▸ **Extracted entries**:
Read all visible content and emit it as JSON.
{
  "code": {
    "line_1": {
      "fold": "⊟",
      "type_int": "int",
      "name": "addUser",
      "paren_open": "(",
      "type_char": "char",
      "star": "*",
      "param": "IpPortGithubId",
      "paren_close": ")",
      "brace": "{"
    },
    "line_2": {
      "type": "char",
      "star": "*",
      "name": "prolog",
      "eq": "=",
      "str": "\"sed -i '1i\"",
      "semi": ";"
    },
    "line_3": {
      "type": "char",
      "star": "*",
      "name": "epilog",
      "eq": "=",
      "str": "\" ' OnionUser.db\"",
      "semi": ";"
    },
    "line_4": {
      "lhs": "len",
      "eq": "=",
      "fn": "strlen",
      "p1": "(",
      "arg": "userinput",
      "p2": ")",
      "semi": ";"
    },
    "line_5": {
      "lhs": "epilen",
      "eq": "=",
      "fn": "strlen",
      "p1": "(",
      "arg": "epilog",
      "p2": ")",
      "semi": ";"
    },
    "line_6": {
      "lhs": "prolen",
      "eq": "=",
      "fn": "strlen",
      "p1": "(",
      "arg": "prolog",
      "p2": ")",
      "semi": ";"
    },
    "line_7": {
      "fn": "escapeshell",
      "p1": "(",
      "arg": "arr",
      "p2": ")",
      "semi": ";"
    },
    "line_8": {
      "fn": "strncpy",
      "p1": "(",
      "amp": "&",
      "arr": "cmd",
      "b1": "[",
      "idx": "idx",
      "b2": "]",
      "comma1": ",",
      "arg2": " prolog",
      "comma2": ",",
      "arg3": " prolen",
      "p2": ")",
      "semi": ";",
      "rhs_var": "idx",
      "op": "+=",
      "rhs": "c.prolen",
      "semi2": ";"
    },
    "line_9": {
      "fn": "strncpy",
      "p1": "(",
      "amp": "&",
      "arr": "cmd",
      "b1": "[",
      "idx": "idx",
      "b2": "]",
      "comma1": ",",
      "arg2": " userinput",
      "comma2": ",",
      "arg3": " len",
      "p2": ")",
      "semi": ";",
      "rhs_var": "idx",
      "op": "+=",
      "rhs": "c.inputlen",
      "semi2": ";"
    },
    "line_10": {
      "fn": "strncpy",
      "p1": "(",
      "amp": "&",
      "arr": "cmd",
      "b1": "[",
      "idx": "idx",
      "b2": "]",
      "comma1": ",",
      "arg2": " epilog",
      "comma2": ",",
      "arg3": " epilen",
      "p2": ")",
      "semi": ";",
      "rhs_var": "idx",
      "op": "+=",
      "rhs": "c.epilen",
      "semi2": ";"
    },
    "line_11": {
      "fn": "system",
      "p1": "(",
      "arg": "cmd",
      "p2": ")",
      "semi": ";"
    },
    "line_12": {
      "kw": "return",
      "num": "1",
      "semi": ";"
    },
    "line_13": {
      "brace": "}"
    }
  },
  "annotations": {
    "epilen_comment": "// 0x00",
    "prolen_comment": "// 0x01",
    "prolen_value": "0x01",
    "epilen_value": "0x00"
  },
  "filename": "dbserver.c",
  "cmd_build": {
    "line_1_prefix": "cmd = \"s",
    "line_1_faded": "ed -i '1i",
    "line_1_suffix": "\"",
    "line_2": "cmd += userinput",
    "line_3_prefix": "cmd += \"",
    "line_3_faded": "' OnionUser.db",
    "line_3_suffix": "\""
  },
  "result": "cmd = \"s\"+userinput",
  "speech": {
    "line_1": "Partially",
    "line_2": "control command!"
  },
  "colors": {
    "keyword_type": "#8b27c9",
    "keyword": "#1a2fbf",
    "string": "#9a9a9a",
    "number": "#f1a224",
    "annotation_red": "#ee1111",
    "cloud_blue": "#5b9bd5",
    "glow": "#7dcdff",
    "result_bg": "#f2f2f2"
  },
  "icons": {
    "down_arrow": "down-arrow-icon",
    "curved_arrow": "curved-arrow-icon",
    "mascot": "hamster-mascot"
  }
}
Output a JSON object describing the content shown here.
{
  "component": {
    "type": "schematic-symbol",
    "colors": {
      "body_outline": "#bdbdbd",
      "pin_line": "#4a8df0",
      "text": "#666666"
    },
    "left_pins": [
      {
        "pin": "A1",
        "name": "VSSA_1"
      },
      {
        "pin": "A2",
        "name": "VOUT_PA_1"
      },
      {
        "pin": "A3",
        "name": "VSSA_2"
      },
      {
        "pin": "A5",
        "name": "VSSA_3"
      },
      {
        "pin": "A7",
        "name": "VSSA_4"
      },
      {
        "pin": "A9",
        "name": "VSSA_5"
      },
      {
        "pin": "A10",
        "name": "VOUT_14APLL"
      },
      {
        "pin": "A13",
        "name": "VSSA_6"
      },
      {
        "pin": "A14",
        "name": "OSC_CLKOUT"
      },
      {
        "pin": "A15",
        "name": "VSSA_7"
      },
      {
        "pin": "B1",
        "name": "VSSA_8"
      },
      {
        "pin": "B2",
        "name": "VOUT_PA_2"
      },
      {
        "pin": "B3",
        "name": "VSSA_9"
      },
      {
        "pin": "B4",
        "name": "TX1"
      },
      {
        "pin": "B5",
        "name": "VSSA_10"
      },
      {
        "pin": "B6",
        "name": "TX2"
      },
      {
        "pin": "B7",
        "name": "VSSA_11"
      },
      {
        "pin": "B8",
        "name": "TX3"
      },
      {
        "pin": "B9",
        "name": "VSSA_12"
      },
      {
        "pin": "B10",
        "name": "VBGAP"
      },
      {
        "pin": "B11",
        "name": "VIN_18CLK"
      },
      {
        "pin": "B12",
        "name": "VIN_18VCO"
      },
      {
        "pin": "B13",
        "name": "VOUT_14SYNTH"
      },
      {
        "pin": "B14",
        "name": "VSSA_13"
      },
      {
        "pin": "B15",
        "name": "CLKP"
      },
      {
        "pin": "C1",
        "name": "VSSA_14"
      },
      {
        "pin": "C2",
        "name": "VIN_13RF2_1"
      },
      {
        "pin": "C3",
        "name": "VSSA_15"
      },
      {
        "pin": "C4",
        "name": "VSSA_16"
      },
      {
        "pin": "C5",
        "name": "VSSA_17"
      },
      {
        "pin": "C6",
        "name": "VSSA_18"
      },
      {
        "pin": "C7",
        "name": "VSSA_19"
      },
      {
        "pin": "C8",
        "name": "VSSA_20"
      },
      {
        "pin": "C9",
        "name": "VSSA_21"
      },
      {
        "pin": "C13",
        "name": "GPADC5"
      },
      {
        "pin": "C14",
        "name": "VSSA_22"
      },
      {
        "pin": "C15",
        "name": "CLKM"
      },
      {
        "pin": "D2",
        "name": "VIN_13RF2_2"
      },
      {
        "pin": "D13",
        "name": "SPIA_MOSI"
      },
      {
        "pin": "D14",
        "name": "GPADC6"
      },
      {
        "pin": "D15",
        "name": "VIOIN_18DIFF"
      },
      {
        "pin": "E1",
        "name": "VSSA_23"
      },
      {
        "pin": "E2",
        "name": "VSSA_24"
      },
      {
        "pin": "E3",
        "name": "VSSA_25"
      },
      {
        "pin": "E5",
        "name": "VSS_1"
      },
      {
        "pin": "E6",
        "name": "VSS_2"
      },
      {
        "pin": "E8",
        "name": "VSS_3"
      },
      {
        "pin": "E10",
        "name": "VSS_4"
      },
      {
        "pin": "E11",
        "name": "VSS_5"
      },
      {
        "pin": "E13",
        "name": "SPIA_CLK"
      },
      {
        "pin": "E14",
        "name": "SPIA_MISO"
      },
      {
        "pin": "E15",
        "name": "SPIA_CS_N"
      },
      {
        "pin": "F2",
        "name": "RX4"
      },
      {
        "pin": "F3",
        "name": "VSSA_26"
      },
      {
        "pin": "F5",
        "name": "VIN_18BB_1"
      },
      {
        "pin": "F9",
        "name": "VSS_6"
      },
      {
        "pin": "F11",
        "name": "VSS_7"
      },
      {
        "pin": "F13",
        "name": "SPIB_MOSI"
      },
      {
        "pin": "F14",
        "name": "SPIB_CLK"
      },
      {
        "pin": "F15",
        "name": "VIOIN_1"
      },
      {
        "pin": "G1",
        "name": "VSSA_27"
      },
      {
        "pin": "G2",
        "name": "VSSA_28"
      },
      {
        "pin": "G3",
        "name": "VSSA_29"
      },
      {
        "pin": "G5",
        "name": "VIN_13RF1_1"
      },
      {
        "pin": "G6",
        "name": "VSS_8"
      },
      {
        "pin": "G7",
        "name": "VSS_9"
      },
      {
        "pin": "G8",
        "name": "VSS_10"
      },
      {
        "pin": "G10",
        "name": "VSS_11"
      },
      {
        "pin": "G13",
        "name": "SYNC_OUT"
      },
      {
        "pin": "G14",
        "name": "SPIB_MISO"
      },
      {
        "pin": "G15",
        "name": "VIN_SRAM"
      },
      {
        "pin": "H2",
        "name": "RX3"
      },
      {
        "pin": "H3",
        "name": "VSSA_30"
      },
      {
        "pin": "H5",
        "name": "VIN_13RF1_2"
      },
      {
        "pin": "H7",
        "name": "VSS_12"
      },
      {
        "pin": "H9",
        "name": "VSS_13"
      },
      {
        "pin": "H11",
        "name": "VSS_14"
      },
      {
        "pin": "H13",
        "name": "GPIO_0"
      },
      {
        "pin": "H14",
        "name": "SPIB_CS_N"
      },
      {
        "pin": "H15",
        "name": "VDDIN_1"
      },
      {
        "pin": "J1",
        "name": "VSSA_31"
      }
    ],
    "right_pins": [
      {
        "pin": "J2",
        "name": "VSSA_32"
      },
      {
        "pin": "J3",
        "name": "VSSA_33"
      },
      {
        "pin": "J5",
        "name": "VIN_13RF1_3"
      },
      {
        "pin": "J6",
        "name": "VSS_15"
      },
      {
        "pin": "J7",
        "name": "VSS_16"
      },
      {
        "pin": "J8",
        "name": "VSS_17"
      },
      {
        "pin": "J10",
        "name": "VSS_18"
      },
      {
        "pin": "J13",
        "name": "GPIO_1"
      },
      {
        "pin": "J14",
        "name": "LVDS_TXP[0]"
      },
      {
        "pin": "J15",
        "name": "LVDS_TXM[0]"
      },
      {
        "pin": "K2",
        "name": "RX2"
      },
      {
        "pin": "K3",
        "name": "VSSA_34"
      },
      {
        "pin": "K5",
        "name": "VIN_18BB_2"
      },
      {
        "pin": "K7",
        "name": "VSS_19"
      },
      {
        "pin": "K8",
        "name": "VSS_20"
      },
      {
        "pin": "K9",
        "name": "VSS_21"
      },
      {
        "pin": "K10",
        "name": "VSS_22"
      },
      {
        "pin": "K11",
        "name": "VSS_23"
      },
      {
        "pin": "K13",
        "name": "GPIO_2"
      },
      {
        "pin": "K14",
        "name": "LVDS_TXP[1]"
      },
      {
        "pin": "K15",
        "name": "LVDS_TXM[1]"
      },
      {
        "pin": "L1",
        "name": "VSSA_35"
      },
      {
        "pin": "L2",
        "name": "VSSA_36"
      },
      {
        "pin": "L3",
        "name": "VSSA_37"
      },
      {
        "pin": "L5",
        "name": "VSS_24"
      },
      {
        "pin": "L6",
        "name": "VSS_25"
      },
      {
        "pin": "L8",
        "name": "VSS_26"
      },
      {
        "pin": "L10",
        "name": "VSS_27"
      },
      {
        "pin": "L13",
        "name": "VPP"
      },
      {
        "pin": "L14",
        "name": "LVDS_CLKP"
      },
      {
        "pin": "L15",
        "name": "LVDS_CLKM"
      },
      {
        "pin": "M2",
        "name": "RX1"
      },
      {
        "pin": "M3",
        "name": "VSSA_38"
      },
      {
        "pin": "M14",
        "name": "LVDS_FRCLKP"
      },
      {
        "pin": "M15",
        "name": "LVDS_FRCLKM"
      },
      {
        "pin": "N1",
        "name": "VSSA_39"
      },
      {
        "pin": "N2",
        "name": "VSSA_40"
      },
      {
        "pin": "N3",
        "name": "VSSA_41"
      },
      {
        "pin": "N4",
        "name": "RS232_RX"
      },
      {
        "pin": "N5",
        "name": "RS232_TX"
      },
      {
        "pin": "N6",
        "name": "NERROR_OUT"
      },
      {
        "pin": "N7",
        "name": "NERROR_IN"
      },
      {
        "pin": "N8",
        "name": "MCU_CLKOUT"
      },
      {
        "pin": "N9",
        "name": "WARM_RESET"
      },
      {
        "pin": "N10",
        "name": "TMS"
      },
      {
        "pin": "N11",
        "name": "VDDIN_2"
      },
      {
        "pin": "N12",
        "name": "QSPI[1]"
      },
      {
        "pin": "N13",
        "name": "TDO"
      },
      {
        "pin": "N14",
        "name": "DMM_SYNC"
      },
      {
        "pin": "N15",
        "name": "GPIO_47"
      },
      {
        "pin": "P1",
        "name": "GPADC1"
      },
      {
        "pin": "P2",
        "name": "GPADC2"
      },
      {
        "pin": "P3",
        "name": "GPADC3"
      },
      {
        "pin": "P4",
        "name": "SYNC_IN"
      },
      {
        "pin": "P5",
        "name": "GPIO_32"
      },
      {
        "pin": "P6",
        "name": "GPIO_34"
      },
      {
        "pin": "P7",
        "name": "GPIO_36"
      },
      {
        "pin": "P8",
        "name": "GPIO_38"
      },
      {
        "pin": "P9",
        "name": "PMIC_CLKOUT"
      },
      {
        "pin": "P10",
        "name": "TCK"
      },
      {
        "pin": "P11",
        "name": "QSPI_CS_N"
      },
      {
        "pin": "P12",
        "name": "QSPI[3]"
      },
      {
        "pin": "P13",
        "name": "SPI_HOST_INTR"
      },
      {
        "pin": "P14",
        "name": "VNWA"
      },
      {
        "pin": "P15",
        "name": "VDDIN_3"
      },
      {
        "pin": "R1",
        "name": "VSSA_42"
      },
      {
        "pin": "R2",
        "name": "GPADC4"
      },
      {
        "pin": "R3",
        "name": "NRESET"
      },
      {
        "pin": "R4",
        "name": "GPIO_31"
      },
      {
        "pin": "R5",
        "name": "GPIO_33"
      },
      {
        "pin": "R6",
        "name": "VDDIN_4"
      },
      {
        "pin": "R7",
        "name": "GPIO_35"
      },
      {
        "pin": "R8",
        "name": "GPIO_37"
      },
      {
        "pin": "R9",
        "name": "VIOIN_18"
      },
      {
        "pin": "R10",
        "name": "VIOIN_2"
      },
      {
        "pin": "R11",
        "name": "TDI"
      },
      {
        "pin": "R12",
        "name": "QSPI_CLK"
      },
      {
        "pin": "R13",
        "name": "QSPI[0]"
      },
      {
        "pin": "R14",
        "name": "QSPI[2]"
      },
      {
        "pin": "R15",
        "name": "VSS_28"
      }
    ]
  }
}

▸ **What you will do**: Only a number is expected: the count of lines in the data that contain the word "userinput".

▸ **Solution to this task**: 4